Time over views, redux

We’ve talked from time to time — here, elsewhere online, in the classroom — about how the video metrics shift is coming at YouTube and, now Facebook. Analysis and budgets are shifting, trying to more precisely determine where audience behaviors are heading. Facebook says 500 million users are eating up 100 million hours of video per day.

It’s worth noting that Facebook did not report total video views, which it has the past few quarters. Last quarter, for example, it reported eight billion video views per day. One theory: Snapchat started generating some comparisons earlier this month to show it gaining on Facebook’s total views number. If Facebook doesn’t report it, there isn’t much to compare.

Investors liked what they heard Wednesday. Facebook stock was up more than 12 percent in after-hours trading following the call.

That last part is an important element behind Facebook’s empirical data, of course. They aren’t killing television, but it should be apparent to everyone that eyeballs are continuing their shift. What does that mean for your outlet?

Advertisements

Picking up Facebook’s Signal

For all, OK, a lot, of your social media reporting … Facebook woos journalists with Signal, a dashboard to gather news across Facebook and Instagram:

Facebook isn’t finished with its attempts to move journalists away from their reliance on Twitter. On Thursday, the company launched Signal, a free discovery and curation platform that helps journalists see what’s trending in photos, videos, and (public) posts across Facebook and Instagram.

This launch comes a week after Facebook made its Mentions app available to journalists with verified profiles. That app, which lets users track mentions of themselves and stream live video, was previously only for public figures like athletes and actors.

If Mentions is for outward-facing content and self-promotion, Signal — which is desktop-only for now — is designed to make the backend of the news-gathering process easier.

A lot of young reporters might be dismissive of this, or Facebook in general, because perhaps they don’t use the service. But don’t forget how many people do use it. Facebook says there are now a billion active users a month. Even if you’re bad at math, like me, you know that’s a big number.

Labor Day links

I want to see the methodology, but if it holds up this would be most impressive. Snapchat’s video push clicks with users:

Snapchat’s aggressive push into curated video appears to be paying off.

The social media app, popular with young users, has reached 4 billion daily video views, Snapchat spokeswoman Jill Hazelbaker said.

That puts the app on par with Facebook, which reported 4 billion daily video views in April, and means that Snapchat has doubled its daily views in just three months.

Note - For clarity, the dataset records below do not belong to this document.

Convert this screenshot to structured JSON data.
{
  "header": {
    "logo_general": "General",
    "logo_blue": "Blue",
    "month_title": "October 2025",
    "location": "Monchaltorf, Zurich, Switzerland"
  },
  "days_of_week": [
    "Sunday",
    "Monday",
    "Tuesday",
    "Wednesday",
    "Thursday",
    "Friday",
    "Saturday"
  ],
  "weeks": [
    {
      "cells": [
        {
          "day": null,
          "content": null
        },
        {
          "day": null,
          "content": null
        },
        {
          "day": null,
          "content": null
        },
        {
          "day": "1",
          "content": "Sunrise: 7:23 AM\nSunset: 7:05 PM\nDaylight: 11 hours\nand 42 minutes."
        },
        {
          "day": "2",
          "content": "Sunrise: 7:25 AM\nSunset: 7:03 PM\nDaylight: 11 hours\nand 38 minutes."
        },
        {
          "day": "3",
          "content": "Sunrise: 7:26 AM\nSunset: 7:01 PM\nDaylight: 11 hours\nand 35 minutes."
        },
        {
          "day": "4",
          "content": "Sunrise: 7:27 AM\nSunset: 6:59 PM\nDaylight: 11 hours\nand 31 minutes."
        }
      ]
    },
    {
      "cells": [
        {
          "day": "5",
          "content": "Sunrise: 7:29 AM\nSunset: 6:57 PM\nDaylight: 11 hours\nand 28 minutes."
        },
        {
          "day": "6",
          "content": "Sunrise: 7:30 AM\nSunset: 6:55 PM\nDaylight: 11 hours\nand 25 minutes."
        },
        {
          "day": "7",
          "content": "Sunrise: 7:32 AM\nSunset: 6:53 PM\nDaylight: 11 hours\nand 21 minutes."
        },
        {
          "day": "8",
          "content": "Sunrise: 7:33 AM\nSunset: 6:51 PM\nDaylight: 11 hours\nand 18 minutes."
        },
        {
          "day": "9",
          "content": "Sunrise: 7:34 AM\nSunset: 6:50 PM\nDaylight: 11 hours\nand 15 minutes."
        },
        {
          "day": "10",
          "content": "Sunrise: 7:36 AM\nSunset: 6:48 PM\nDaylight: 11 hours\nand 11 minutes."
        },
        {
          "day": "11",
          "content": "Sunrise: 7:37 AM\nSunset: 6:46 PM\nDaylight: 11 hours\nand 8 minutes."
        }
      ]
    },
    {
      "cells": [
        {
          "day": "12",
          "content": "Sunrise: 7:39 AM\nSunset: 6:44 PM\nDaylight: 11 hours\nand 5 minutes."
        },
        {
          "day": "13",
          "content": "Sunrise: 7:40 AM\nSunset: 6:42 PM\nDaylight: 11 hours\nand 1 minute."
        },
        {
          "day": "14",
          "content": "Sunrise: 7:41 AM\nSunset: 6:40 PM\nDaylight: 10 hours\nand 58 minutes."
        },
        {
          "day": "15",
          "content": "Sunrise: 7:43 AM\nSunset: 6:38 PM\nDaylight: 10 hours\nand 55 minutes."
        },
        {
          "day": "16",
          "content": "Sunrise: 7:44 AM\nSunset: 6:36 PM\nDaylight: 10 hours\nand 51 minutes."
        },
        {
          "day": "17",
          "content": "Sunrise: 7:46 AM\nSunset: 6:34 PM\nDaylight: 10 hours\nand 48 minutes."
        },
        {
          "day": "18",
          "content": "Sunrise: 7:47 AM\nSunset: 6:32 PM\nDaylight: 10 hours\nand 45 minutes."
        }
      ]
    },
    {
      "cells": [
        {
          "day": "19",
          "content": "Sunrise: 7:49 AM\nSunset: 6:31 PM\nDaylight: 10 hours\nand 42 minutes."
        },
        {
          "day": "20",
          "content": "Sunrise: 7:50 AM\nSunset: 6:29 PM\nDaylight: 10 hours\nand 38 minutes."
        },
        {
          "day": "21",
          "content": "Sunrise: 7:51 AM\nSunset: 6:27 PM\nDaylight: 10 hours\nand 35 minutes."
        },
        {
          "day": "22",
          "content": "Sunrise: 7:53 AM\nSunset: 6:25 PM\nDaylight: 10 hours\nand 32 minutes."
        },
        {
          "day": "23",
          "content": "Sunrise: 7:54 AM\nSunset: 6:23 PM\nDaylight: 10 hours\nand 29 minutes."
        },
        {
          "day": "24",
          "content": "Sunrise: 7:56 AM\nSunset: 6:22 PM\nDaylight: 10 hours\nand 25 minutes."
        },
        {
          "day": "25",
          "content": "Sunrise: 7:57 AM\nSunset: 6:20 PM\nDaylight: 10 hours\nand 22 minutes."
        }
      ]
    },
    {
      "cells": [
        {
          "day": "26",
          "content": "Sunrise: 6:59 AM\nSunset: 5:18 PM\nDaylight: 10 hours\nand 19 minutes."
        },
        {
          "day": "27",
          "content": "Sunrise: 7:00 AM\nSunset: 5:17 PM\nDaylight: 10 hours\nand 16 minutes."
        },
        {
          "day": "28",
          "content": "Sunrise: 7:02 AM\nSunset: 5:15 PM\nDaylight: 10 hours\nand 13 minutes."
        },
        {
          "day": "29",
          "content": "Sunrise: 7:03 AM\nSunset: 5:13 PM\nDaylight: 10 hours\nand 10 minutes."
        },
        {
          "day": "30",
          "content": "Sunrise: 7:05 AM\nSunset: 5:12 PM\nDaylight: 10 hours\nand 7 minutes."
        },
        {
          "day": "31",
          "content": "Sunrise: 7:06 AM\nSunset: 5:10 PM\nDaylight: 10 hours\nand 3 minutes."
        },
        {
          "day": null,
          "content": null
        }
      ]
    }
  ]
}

I’m also just skeptical enough to want to see the actual data. (If memory serves Snapchat has been somewhat … dismissive of their numbers in the past.) If all of those videos were the full Snapchat 10-second clip that’s 12.6 years worth of video a day. That story hints at these concerns.

Because you can never have too many analytics posts in your life, 6 Advanced Google Analytics Tricks That All Site Owners Should Know.

Some of us are doing the Internet better than others, 14-year-old makes up to $1,500 a night eating dinner in front of a webcam in South Korea.

The new way we watch video

Real time video is for real. As successful as YouTube and other video providers have been, live streaming is emerging as a truly potent force. Why live streaming is important for Facebook:

Live streaming is still nascent on Facebook, but early data suggests it might help the company grow video watch time on its platform.

On Aug. 5, Facebook launched its first live streaming feature. For now, it’s only available for celebrities and other public figures who have verified pages on Facebook, offering them a way to connect with fans in a live setting.

According to data from Newswhip, a tracker of social trends and activity, the live streams are already getting huge engagement on Facebook. The company tracked the performance of a 32-minute live video posted by Dwayne “The Rock” Johnson on his Facebook page on Aug. 5. The video has received more than 1.5 million views since but has also generated nearly 80,000 likes, more than 8,600 shares and more than 8,600 comments.

Meanwhile, Periscope now claims 10 million registered accounts and viewers consuming 40 years of video a day.

Facebook is winning the video war, here’s how

And, also, why it is problematic. Facebook’s top videos are by ‘aggregators,’ which is a problem:

And that’s the thing: “User-generated content” has been a boon to Facebook. According to Tubular, in June, 75 percent of the top 100 videos on Facebook were UGC clips — that’s up from 50 percent in January. People like to share whatever they like on the platform and are indifferent to its level of quality. Facebook’s algorithm also doesn’t discriminate; it just wants to feed people more of what they like.

Some YouTube stars are even taking advantage of this. For instance, YouTubers Disturbed Reality, a magician with close to 720,000 subscribers, and SoFloAntonio, a comedian/prankster with more than 3 million subscribers across multiple channels, are aggregating other people’s videos on their Facebook pages.

For those who don’t have the brand recognition of BuzzFeed or a high-profile YouTube star, that might be the play on Facebook.

Those of you who have gone through a media law class know where this is going next.